#### [EXERCISE]
If a line in the material below has the string "value", copy it out.

#### [DATA SUPPLIED]
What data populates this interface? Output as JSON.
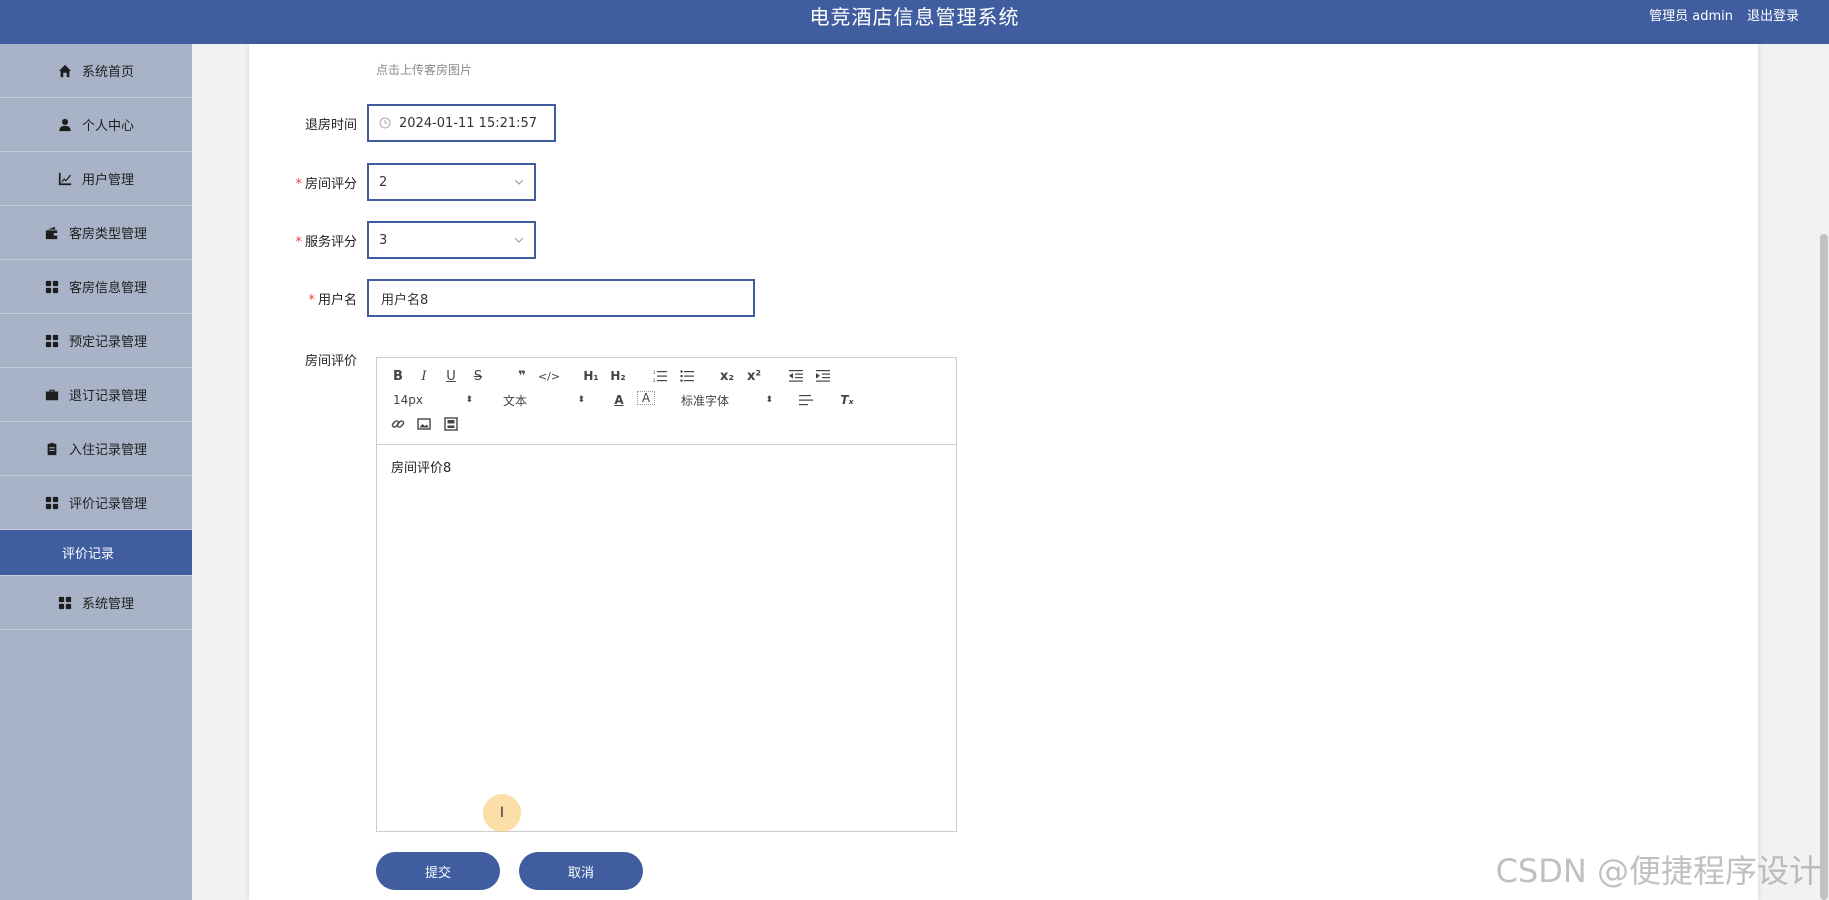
{
  "header": {
    "title": "电竞酒店信息管理系统",
    "user_label": "管理员 admin",
    "logout_label": "退出登录"
  },
  "sidebar": {
    "items": [
      {
        "label": "系统首页",
        "icon": "home-icon"
      },
      {
        "label": "个人中心",
        "icon": "user-icon"
      },
      {
        "label": "用户管理",
        "icon": "chart-icon"
      },
      {
        "label": "客房类型管理",
        "icon": "wallet-icon"
      },
      {
        "label": "客房信息管理",
        "icon": "grid-icon"
      },
      {
        "label": "预定记录管理",
        "icon": "grid-icon"
      },
      {
        "label": "退订记录管理",
        "icon": "briefcase-icon"
      },
      {
        "label": "入住记录管理",
        "icon": "clipboard-icon"
      },
      {
        "label": "评价记录管理",
        "icon": "grid-icon"
      },
      {
        "label": "系统管理",
        "icon": "grid-icon"
      }
    ],
    "sub_item": "评价记录"
  },
  "form": {
    "upload_hint": "点击上传客房图片",
    "checkout_time": {
      "label": "退房时间",
      "value": "2024-01-11 15:21:57"
    },
    "room_rating": {
      "label": "房间评分",
      "value": "2"
    },
    "service_rating": {
      "label": "服务评分",
      "value": "3"
    },
    "username": {
      "label": "用户名",
      "value": "用户名8"
    },
    "room_review": {
      "label": "房间评价",
      "value": "房间评价8"
    }
  },
  "editor": {
    "font_size": "14px",
    "text_style": "文本",
    "font_family": "标准字体"
  },
  "buttons": {
    "submit": "提交",
    "cancel": "取消"
  },
  "watermark": "CSDN @便捷程序设计",
  "colors": {
    "primary": "#3f5d9f",
    "sidebar": "#a9b3c8",
    "required": "#e04646"
  }
}
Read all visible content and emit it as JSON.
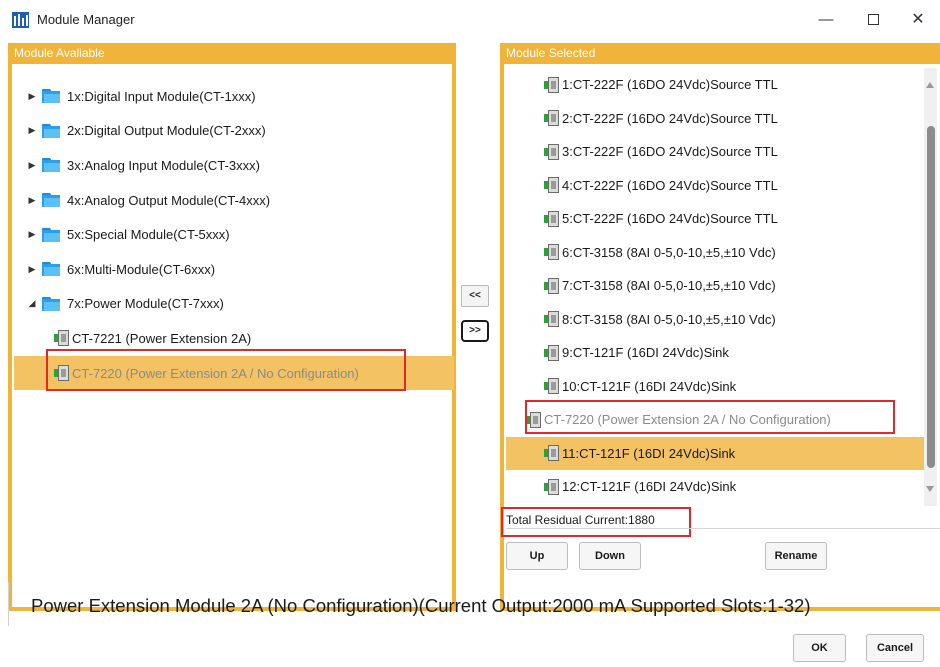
{
  "window": {
    "title": "Module Manager",
    "minimize_glyph": "—",
    "close_glyph": "✕"
  },
  "left_panel": {
    "header": "Module Avaliable",
    "categories": [
      {
        "label": "1x:Digital Input Module(CT-1xxx)",
        "expanded": false
      },
      {
        "label": "2x:Digital Output Module(CT-2xxx)",
        "expanded": false
      },
      {
        "label": "3x:Analog Input Module(CT-3xxx)",
        "expanded": false
      },
      {
        "label": "4x:Analog Output Module(CT-4xxx)",
        "expanded": false
      },
      {
        "label": "5x:Special Module(CT-5xxx)",
        "expanded": false
      },
      {
        "label": "6x:Multi-Module(CT-6xxx)",
        "expanded": false
      },
      {
        "label": "7x:Power Module(CT-7xxx)",
        "expanded": true
      }
    ],
    "children": [
      {
        "label": "CT-7221 (Power Extension 2A)",
        "selected": false
      },
      {
        "label": "CT-7220 (Power Extension 2A / No Configuration)",
        "selected": true
      }
    ],
    "collapsed_glyph": "▶",
    "expanded_glyph": "◢"
  },
  "transfer": {
    "remove_label": "<<",
    "add_label": ">>"
  },
  "right_panel": {
    "header": "Module Selected",
    "items": [
      {
        "label": "1:CT-222F (16DO 24Vdc)Source TTL",
        "selected": false,
        "muted": false
      },
      {
        "label": "2:CT-222F (16DO 24Vdc)Source TTL",
        "selected": false,
        "muted": false
      },
      {
        "label": "3:CT-222F (16DO 24Vdc)Source TTL",
        "selected": false,
        "muted": false
      },
      {
        "label": "4:CT-222F (16DO 24Vdc)Source TTL",
        "selected": false,
        "muted": false
      },
      {
        "label": "5:CT-222F (16DO 24Vdc)Source TTL",
        "selected": false,
        "muted": false
      },
      {
        "label": "6:CT-3158 (8AI 0-5,0-10,±5,±10 Vdc)",
        "selected": false,
        "muted": false
      },
      {
        "label": "7:CT-3158 (8AI 0-5,0-10,±5,±10 Vdc)",
        "selected": false,
        "muted": false
      },
      {
        "label": "8:CT-3158 (8AI 0-5,0-10,±5,±10 Vdc)",
        "selected": false,
        "muted": false
      },
      {
        "label": "9:CT-121F (16DI 24Vdc)Sink",
        "selected": false,
        "muted": false
      },
      {
        "label": "10:CT-121F (16DI 24Vdc)Sink",
        "selected": false,
        "muted": false
      },
      {
        "label": "CT-7220 (Power Extension 2A / No Configuration)",
        "selected": false,
        "muted": true
      },
      {
        "label": "11:CT-121F (16DI 24Vdc)Sink",
        "selected": true,
        "muted": false
      },
      {
        "label": "12:CT-121F (16DI 24Vdc)Sink",
        "selected": false,
        "muted": false
      }
    ],
    "status": "Total Residual Current:1880",
    "buttons": {
      "up": "Up",
      "down": "Down",
      "rename": "Rename"
    }
  },
  "description": "Power Extension Module 2A (No Configuration)(Current Output:2000 mA  Supported Slots:1-32)",
  "footer": {
    "ok": "OK",
    "cancel": "Cancel"
  },
  "colors": {
    "accent": "#f0b43a",
    "selection": "#f2c263",
    "highlight": "#e02a2a",
    "folder": "#2aa0ec"
  }
}
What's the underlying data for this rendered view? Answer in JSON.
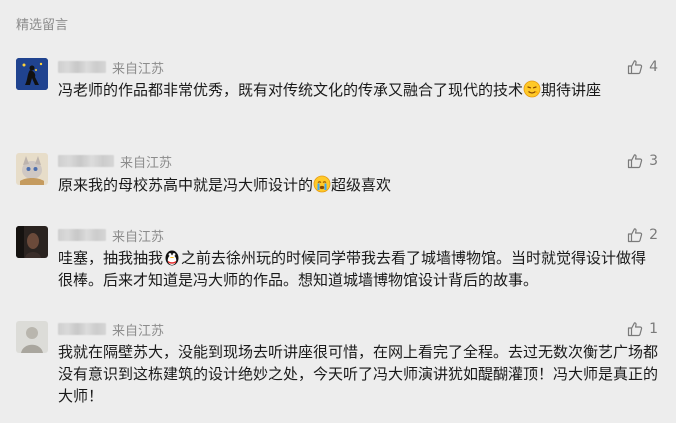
{
  "section_title": "精选留言",
  "colors": {
    "accent": "#576b95",
    "background": "#ededed",
    "secondary_text": "#8c8c8c"
  },
  "comments": [
    {
      "source": "来自江苏",
      "likes": "4",
      "text_a": "冯老师的作品都非常优秀，既有对传统文化的传承又融合了现代的技术",
      "emoji": "sly-smile-emoji",
      "text_b": "期待讲座"
    },
    {
      "source": "来自江苏",
      "likes": "3",
      "text_a": "原来我的母校苏高中就是冯大师设计的",
      "emoji": "crying-emoji",
      "text_b": "超级喜欢"
    },
    {
      "source": "来自江苏",
      "likes": "2",
      "text_a": "哇塞，抽我抽我",
      "emoji": "penguin-emoji",
      "text_b": "之前去徐州玩的时候同学带我去看了城墙博物馆。当时就觉得设计做得很棒。后来才知道是冯大师的作品。想知道城墙博物馆设计背后的故事。"
    },
    {
      "source": "来自江苏",
      "likes": "1",
      "text_a": "我就在隔壁苏大，没能到现场去听讲座很可惜，在网上看完了全程。去过无数次衡艺广场都没有意识到这栋建筑的设计绝妙之处，今天听了冯大师演讲犹如醍醐灌顶！冯大师是真正的大师！"
    }
  ]
}
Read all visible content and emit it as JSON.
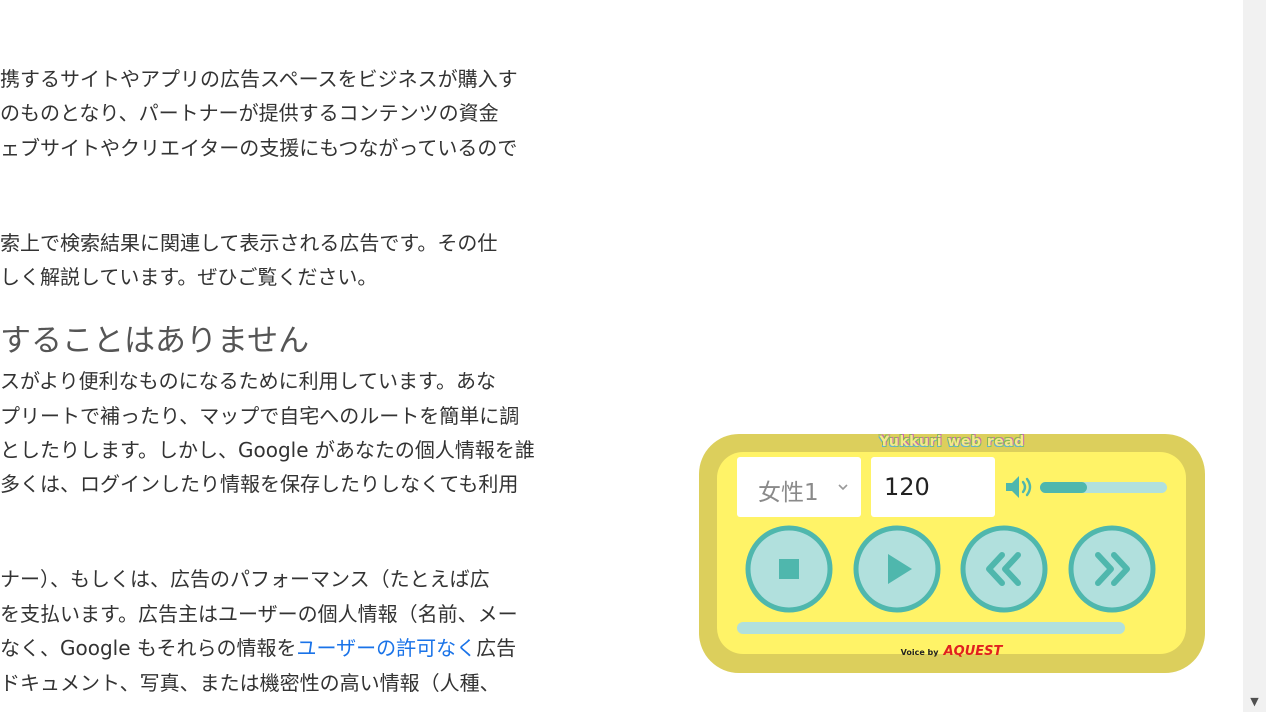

#### [SOLUTION FOR THIS EXERCISE]
      "value": "2024-01-11 15:21:57"
      "value": "2"
      "value": "3"
      "value": "用户名8"
      "value": "房间评价8"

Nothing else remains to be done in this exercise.